While in another school developed by Eddie Torres — New York Style Salsa (On2) — the timing of the steps is the same as in On1 but the breaks (change of direction) happen on the 2nd and 6th beat.
Salsa dance is characterized by Cuban hip movement which as earlier described is achieved by bending and straightening the knees. The upper body should stay leveled (no bouncing). Dance is performed in open and closed position and involves lots of great fun patterns including turns, hammerlocks, and copas. There are no strict rules and you can add your own flavor to the dance.
Main characteristic of Cuban Style salsa is that leader and follower circle around each other using the same 8 beat count.
Another popular form of Cuban Salsa is Rueda de Casino (Casino Wheel) which was found in Havana in 1950. Dance is performed in a circle by paired dancers who are frequently, simultaneously swapping between each other when the leader of the group calls the moves.
Columbian Style Salsa which comes from Colombian City of Cali has one major difference from salsa described above — fast footwork. During dancing emphasis is placed on fancy fast footwork while upper body stays still. It involves lots of acrobatic tricks.
Salsa became very popular style danced all over the world. Salsa Congresses are organized almost every week in some city somewhere in the world.
Salsa is very energetic, fun dance.

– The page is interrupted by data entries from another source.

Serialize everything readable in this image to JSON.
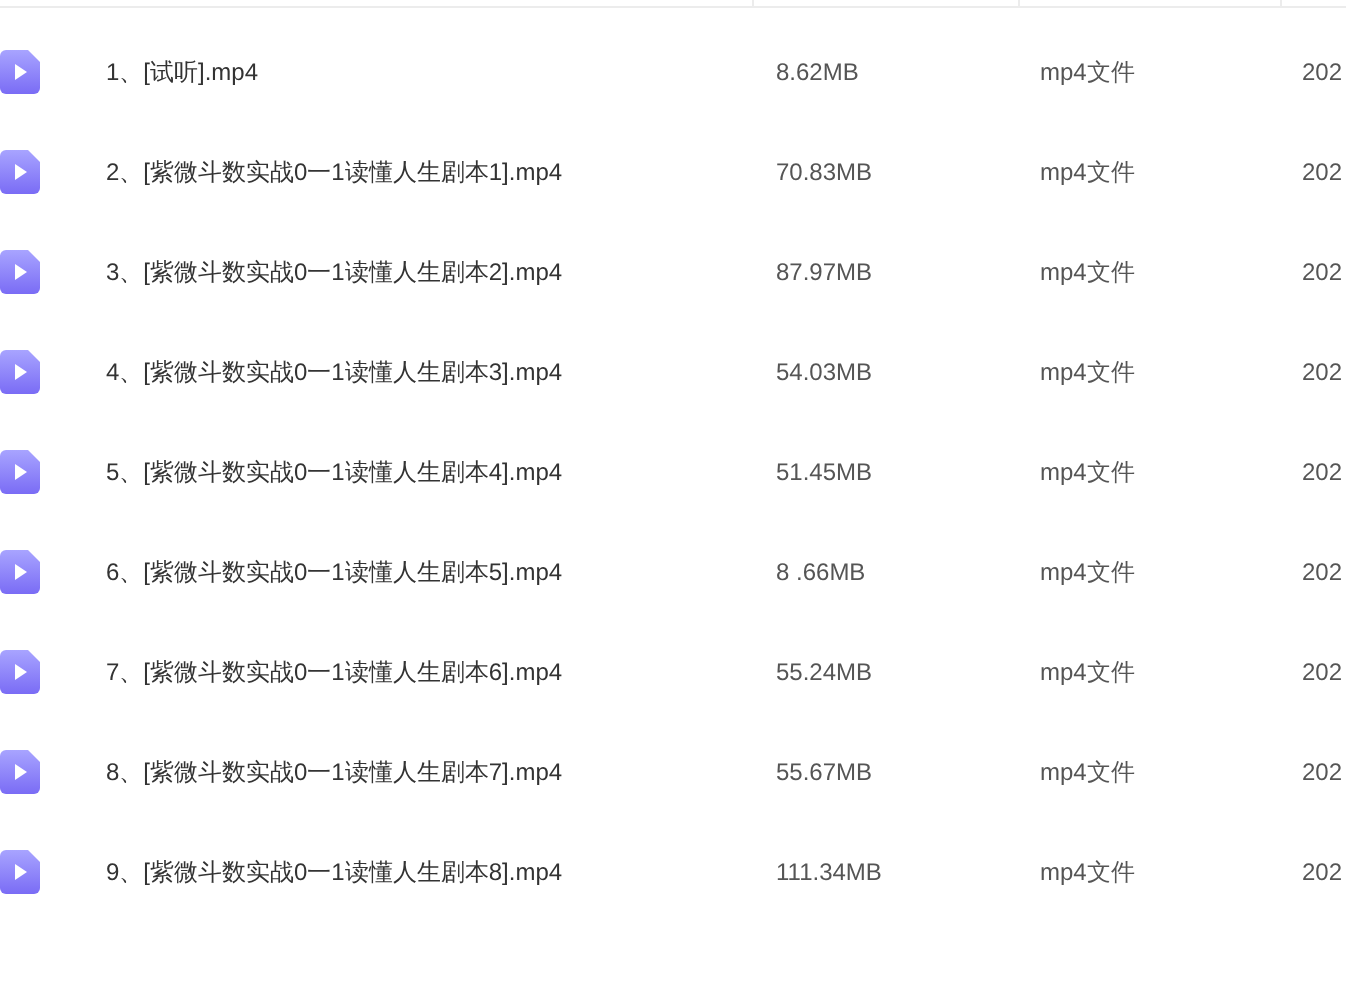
{
  "files": [
    {
      "name": "1、[试听].mp4",
      "size": "8.62MB",
      "type": "mp4文件",
      "date": "202"
    },
    {
      "name": "2、[紫微斗数实战0一1读懂人生剧本1].mp4",
      "size": "70.83MB",
      "type": "mp4文件",
      "date": "202"
    },
    {
      "name": "3、[紫微斗数实战0一1读懂人生剧本2].mp4",
      "size": "87.97MB",
      "type": "mp4文件",
      "date": "202"
    },
    {
      "name": "4、[紫微斗数实战0一1读懂人生剧本3].mp4",
      "size": "54.03MB",
      "type": "mp4文件",
      "date": "202"
    },
    {
      "name": "5、[紫微斗数实战0一1读懂人生剧本4].mp4",
      "size": "51.45MB",
      "type": "mp4文件",
      "date": "202"
    },
    {
      "name": "6、[紫微斗数实战0一1读懂人生剧本5].mp4",
      "size": "8 .66MB",
      "type": "mp4文件",
      "date": "202"
    },
    {
      "name": "7、[紫微斗数实战0一1读懂人生剧本6].mp4",
      "size": "55.24MB",
      "type": "mp4文件",
      "date": "202"
    },
    {
      "name": "8、[紫微斗数实战0一1读懂人生剧本7].mp4",
      "size": "55.67MB",
      "type": "mp4文件",
      "date": "202"
    },
    {
      "name": "9、[紫微斗数实战0一1读懂人生剧本8].mp4",
      "size": "111.34MB",
      "type": "mp4文件",
      "date": "202"
    }
  ]
}
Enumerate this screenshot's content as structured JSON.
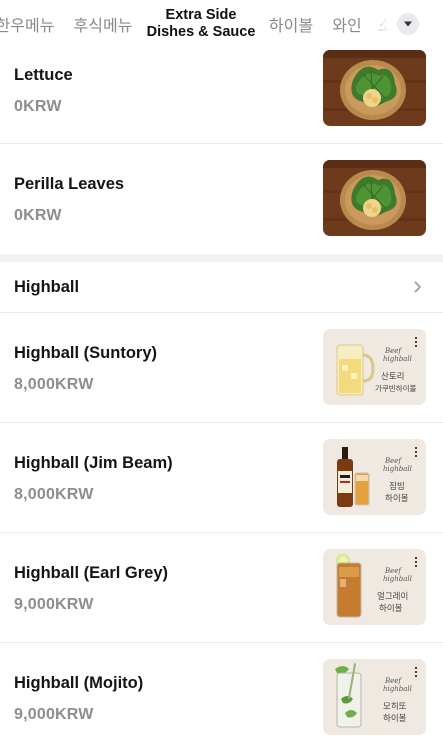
{
  "tabs": [
    {
      "label": "한우메뉴",
      "active": false
    },
    {
      "label": "후식메뉴",
      "active": false
    },
    {
      "label_line1": "Extra Side",
      "label_line2": "Dishes & Sauce",
      "active": true
    },
    {
      "label": "하이볼",
      "active": false
    },
    {
      "label": "와인",
      "active": false
    },
    {
      "label": "소",
      "active": false
    }
  ],
  "side_items": [
    {
      "name": "Lettuce",
      "price": "0KRW",
      "image": "perilla-leaves-plate-photo"
    },
    {
      "name": "Perilla Leaves",
      "price": "0KRW",
      "image": "perilla-leaves-plate-photo"
    }
  ],
  "section": {
    "title": "Highball"
  },
  "highball_items": [
    {
      "name": "Highball (Suntory)",
      "price": "8,000KRW",
      "image_text_1": "산토리",
      "image_text_2": "가쿠빈하이볼"
    },
    {
      "name": "Highball (Jim Beam)",
      "price": "8,000KRW",
      "image_text_1": "짐빔",
      "image_text_2": "하이볼"
    },
    {
      "name": "Highball (Earl Grey)",
      "price": "9,000KRW",
      "image_text_1": "얼그레이",
      "image_text_2": "하이볼"
    },
    {
      "name": "Highball (Mojito)",
      "price": "9,000KRW",
      "image_text_1": "모히또",
      "image_text_2": "하이볼"
    }
  ],
  "colors": {
    "accent": "#111111",
    "muted": "#8e8e8e",
    "divider": "#ededed"
  }
}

Dancing salsa has great side effect — great workout, meeting new people, having blast to great salsa music!
So… Come & learn Salsa with us!
Cha- Cha- Cha
It is slower dance then salsa with the 4/4. The fourth beat is split in two which results in count – 2, 3- 4 & 1 or 2, 3 cha- cha-cha. Dance starts by stepping on the 2 beat.
Cumbia originated in Columbia is one of the most common dance forms in Latin America.
The basic rhythm structure is 4/4. Even though Salsa is taking world by storm there are lots of Latin Clubs where Cumbia is still one of the most danced forms by Latin American people.